When I last wrote about Cafe Luckin (OTCMKTS:LKNCY), investor sentiment was genuinely optimistic. However, it looks like the stock of Luckin Coffee is coming back down to earth.
This is not good news for investors who were hoping the stock will rise. However, that seems appropriate as it is now.
More specifically, there is a lack of transparency on the part of the company on the state of its activities. And without any relevant information, investors may rightly worry about the viability of the business.
A closer look at the Luckin coffee stock
One of the keys to Luckin’s initial success was that he was disruptive. Using the power of a mobile app, Luckin met the millennial Chinese consumer right where he was. This was important because it’s demographics that fuel the growing coffee culture in China.
In fact at the start of 2019, Forbes describes Luckin Coffee as the worst nightmare for Starbucks (NASDAQ:SBUX). But since being plunged into a crisis of its own creation, the company has lost any ground it has gained.
The problem is that right now there is less ground to be gained. Will Ashworth recently pointed out that those looking to invest in Luckin should look into the recent Starbucks fighting in China.
Despite its brand recognition and aggressive growth plans, the Covid-19 pandemic has been found to have cut wind to Starbucks’ growth plans, at least temporarily.
In the second quarter, Starbucks posted a 19% drop in same store sales.
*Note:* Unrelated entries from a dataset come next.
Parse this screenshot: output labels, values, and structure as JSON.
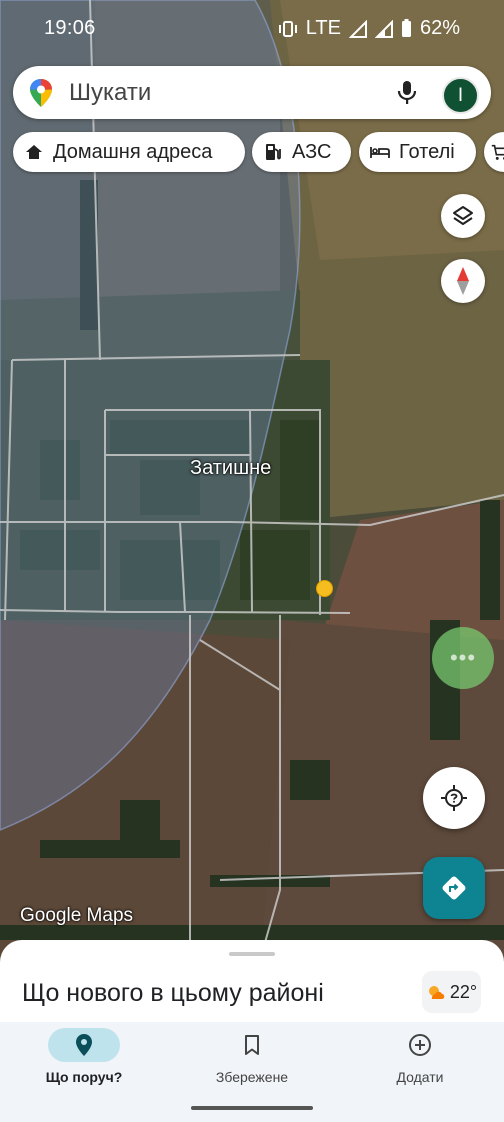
{
  "status_bar": {
    "time": "19:06",
    "network": "LTE",
    "battery": "62%"
  },
  "search": {
    "placeholder": "Шукати",
    "avatar_letter": "I"
  },
  "chips": [
    {
      "label": "Домашня адреса",
      "icon": "home-icon"
    },
    {
      "label": "АЗС",
      "icon": "gas-station-icon"
    },
    {
      "label": "Готелі",
      "icon": "hotel-icon"
    },
    {
      "label": "",
      "icon": "shopping-cart-icon"
    }
  ],
  "map": {
    "place_label": "Затишне",
    "watermark": "Google Maps"
  },
  "sheet": {
    "title": "Що нового в цьому районі",
    "weather_temp": "22°"
  },
  "nav": [
    {
      "label": "Що поруч?",
      "icon": "location-pin-icon",
      "active": true
    },
    {
      "label": "Збережене",
      "icon": "bookmark-icon",
      "active": false
    },
    {
      "label": "Додати",
      "icon": "add-circle-icon",
      "active": false
    }
  ],
  "colors": {
    "accent": "#0e8391",
    "avatar": "#0f5132",
    "active_nav": "#bfe3ec",
    "poi": "#f5bd1f"
  }
}
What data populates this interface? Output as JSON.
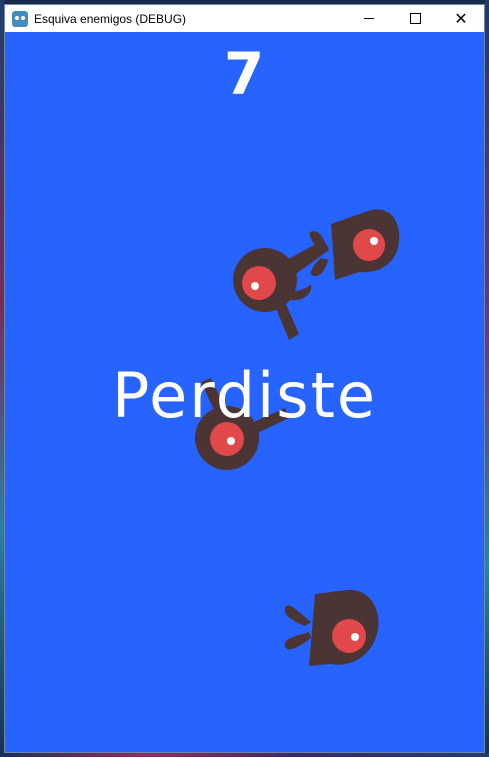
{
  "window": {
    "title": "Esquiva enemigos (DEBUG)",
    "controls": [
      "minimize",
      "maximize",
      "close"
    ],
    "close_glyph": "✕"
  },
  "game": {
    "score": "7",
    "message": "Perdiste",
    "background_color": "#2763ff",
    "enemy_body_color": "#4a3434",
    "enemy_eye_color": "#e0484a",
    "enemy_pupil_color": "#ffffff",
    "enemies": [
      {
        "name": "enemy-fish-top-right",
        "kind": "swimmer"
      },
      {
        "name": "enemy-eye-with-tail",
        "kind": "flyer"
      },
      {
        "name": "enemy-eye-center",
        "kind": "flyer"
      },
      {
        "name": "enemy-fish-bottom",
        "kind": "swimmer"
      }
    ]
  }
}
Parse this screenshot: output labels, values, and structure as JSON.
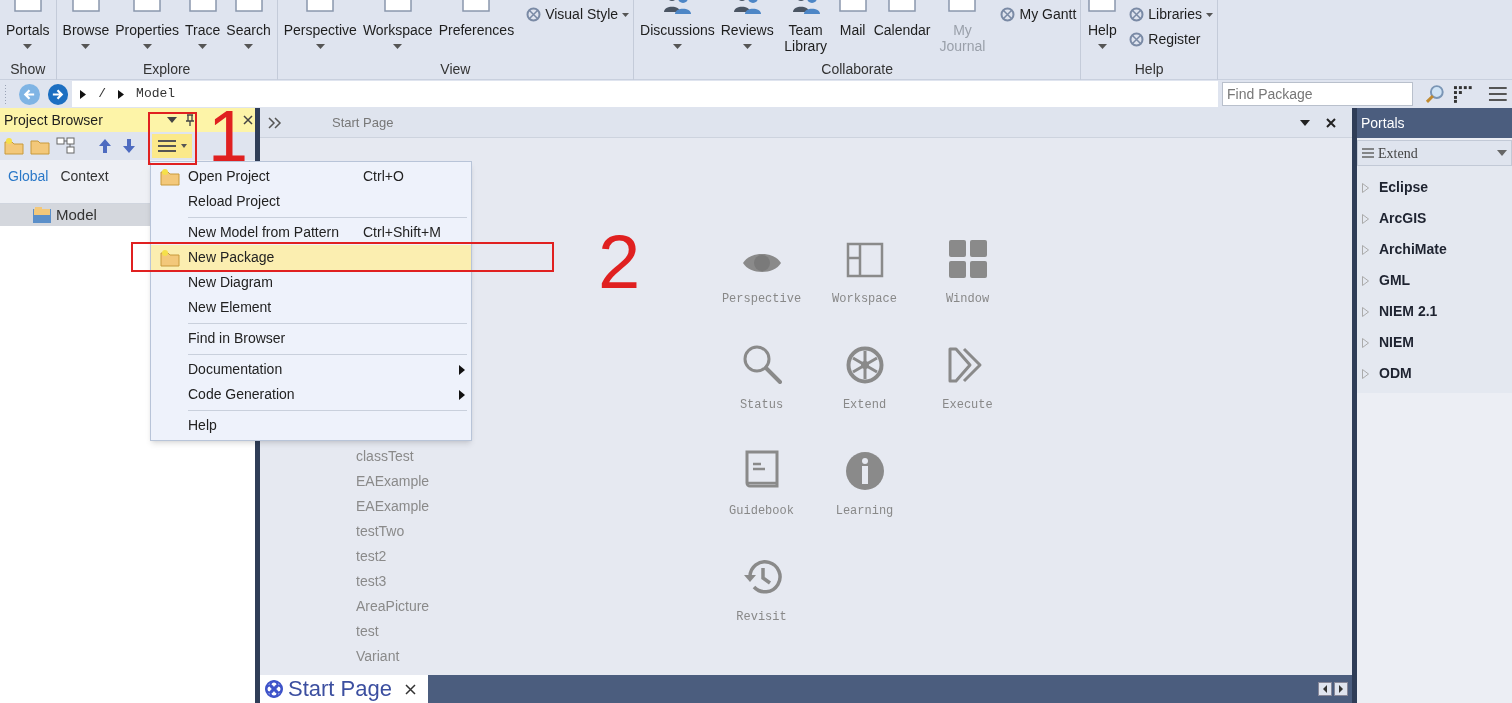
{
  "ribbon": {
    "groups": [
      {
        "label": "Show",
        "items": [
          {
            "kind": "large",
            "label": "Portals",
            "dropdown": true,
            "disabled": false
          }
        ]
      },
      {
        "label": "Explore",
        "items": [
          {
            "kind": "large",
            "label": "Browse",
            "dropdown": true,
            "disabled": false
          },
          {
            "kind": "large",
            "label": "Properties",
            "dropdown": true,
            "disabled": false
          },
          {
            "kind": "large",
            "label": "Trace",
            "dropdown": true,
            "disabled": false
          },
          {
            "kind": "large",
            "label": "Search",
            "dropdown": true,
            "disabled": false
          }
        ]
      },
      {
        "label": "View",
        "items": [
          {
            "kind": "large",
            "label": "Perspective",
            "dropdown": true,
            "disabled": false
          },
          {
            "kind": "large",
            "label": "Workspace",
            "dropdown": true,
            "disabled": false
          },
          {
            "kind": "large",
            "label": "Preferences",
            "dropdown": false,
            "disabled": false
          },
          {
            "kind": "small",
            "label": "Visual Style",
            "dropdown": true,
            "disabled": false
          }
        ]
      },
      {
        "label": "Collaborate",
        "items": [
          {
            "kind": "large",
            "label": "Discussions",
            "dropdown": true,
            "disabled": false
          },
          {
            "kind": "large",
            "label": "Reviews",
            "dropdown": true,
            "disabled": false
          },
          {
            "kind": "large",
            "label": "Team Library",
            "dropdown": false,
            "disabled": false
          },
          {
            "kind": "large",
            "label": "Mail",
            "dropdown": false,
            "disabled": false
          },
          {
            "kind": "large",
            "label": "Calendar",
            "dropdown": false,
            "disabled": false
          },
          {
            "kind": "large",
            "label": "My Journal",
            "dropdown": false,
            "disabled": true
          },
          {
            "kind": "small",
            "label": "My Gantt",
            "dropdown": false,
            "disabled": false
          }
        ]
      },
      {
        "label": "Help",
        "items": [
          {
            "kind": "large",
            "label": "Help",
            "dropdown": true,
            "disabled": false
          },
          {
            "kind": "small",
            "label": "Libraries",
            "dropdown": true,
            "disabled": false
          },
          {
            "kind": "small",
            "label": "Register",
            "dropdown": false,
            "disabled": false
          }
        ]
      }
    ]
  },
  "nav": {
    "breadcrumb": [
      "/",
      "Model"
    ],
    "search": {
      "placeholder": "Find Package"
    }
  },
  "project_browser": {
    "title": "Project Browser",
    "tabs": [
      {
        "label": "Global",
        "selected": true
      },
      {
        "label": "Context",
        "selected": false
      }
    ],
    "tree": [
      {
        "label": "Model",
        "selected": true
      }
    ]
  },
  "context_menu": {
    "items": [
      {
        "kind": "item",
        "label": "Open Project",
        "shortcut": "Ctrl+O",
        "icon": true,
        "submenu": false,
        "selected": false
      },
      {
        "kind": "item",
        "label": "Reload Project",
        "icon": false,
        "submenu": false,
        "selected": false
      },
      {
        "kind": "separator"
      },
      {
        "kind": "item",
        "label": "New Model from Pattern",
        "shortcut": "Ctrl+Shift+M",
        "icon": false,
        "submenu": false,
        "selected": false
      },
      {
        "kind": "item",
        "label": "New Package",
        "icon": true,
        "submenu": false,
        "selected": true
      },
      {
        "kind": "item",
        "label": "New Diagram",
        "icon": false,
        "submenu": false,
        "selected": false
      },
      {
        "kind": "item",
        "label": "New Element",
        "icon": false,
        "submenu": false,
        "selected": false
      },
      {
        "kind": "separator"
      },
      {
        "kind": "item",
        "label": "Find in Browser",
        "icon": false,
        "submenu": false,
        "selected": false
      },
      {
        "kind": "separator"
      },
      {
        "kind": "item",
        "label": "Documentation",
        "icon": false,
        "submenu": true,
        "selected": false
      },
      {
        "kind": "item",
        "label": "Code Generation",
        "icon": false,
        "submenu": true,
        "selected": false
      },
      {
        "kind": "separator"
      },
      {
        "kind": "item",
        "label": "Help",
        "icon": false,
        "submenu": false,
        "selected": false
      }
    ]
  },
  "start_page": {
    "title": "Start Page",
    "recent": [
      "classTest",
      "EAExample",
      "EAExample",
      "testTwo",
      "test2",
      "test3",
      "AreaPicture",
      "test",
      "Variant"
    ],
    "tile_rows": [
      [
        {
          "label": "Perspective"
        },
        {
          "label": "Workspace"
        },
        {
          "label": "Window"
        }
      ],
      [
        {
          "label": "Status"
        },
        {
          "label": "Extend"
        },
        {
          "label": "Execute"
        }
      ],
      [
        {
          "label": "Guidebook"
        },
        {
          "label": "Learning"
        }
      ],
      [
        {
          "label": "Revisit"
        }
      ]
    ],
    "document_tab": "Start Page"
  },
  "portals": {
    "title": "Portals",
    "selector": "Extend",
    "items": [
      "Eclipse",
      "ArcGIS",
      "ArchiMate",
      "GML",
      "NIEM 2.1",
      "NIEM",
      "ODM"
    ]
  },
  "annotations": [
    {
      "label": "1"
    },
    {
      "label": "2"
    }
  ]
}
In the company’s last quarter, it reduced that drop to just 3%. However, this just illustrates the difference between coffee crops in the United States and China.
In previous articles, I have pointed out that Luckin’s accounting shenanigans have given Starbucks the opportunity to revamp their business model.
With that in mind, two things from Starbucks’ latest revenue call stood out. First, the company launched a new WeChat Mini program. And it has strengthened its digital partnership with Ali Baba (NYSE:BABA) to achieve sequential growth of active Starbucks Rewards members.
This doubled the sales of mobile orders during the quarter. And half of those sales come from its Mobile Order & Pay business. This is a direct response to the disruption created by Luckin Coffee.
However, there was something else that caught my attention. Starbucks was able to go from a 19% drop in same-store sales to a 3% drop. And one of the reasons for this was the innovation of new products. In this case, its new cloud tea platform.
I mention this because it bears repeating. China may be an emerging coffee culture. But it’s a well-established tea culture. Starbucks was keen to mention that the introduction of its cloud tea platform in China had boosted sales during its earnings call. This suggests that it was not a trivial reason.
What’s the new plan?
As you know, the stock of Luckin Coffee was written off earlier this year over allegations of fraud. Claims that the company was making sales have been proven to be true. And it hasn’t stopped hurting the stock ever since.
One of the problems for potential investors is that there has been no news from the company. Well, there was recent news. Company founder Lu Zhengyao sells his stake in Ucar.
Ucar focuses on rental cars and limousines. However, the $ 232 million Zhengyao will raise appears to be needed for his other businesses. There’s no indication he’s going to put any money into Luckin.
But maybe he should. With just $ 330 million in cash, the company looks overvalued.
Stay away from the stock of luckin coffee
I agree with Ian Bezek on this one, Luckin Coffee is not viable at this time. The business may have a path to future growth. But if they do, they are very slow to announce it.
And you would think that a company trying to recover from a major fraud scandal would be more open. They are not. And for this reason, you should stay away from the stock of Luckin Coffee.
As of the publication date, Chris Markoch does not hold (neither directly nor indirectly) any position in any of the stocks mentioned in this article.
Chris Markoch is a freelance financial writer who has covered the market for over six years. He has been writing for Investor Place since 2019.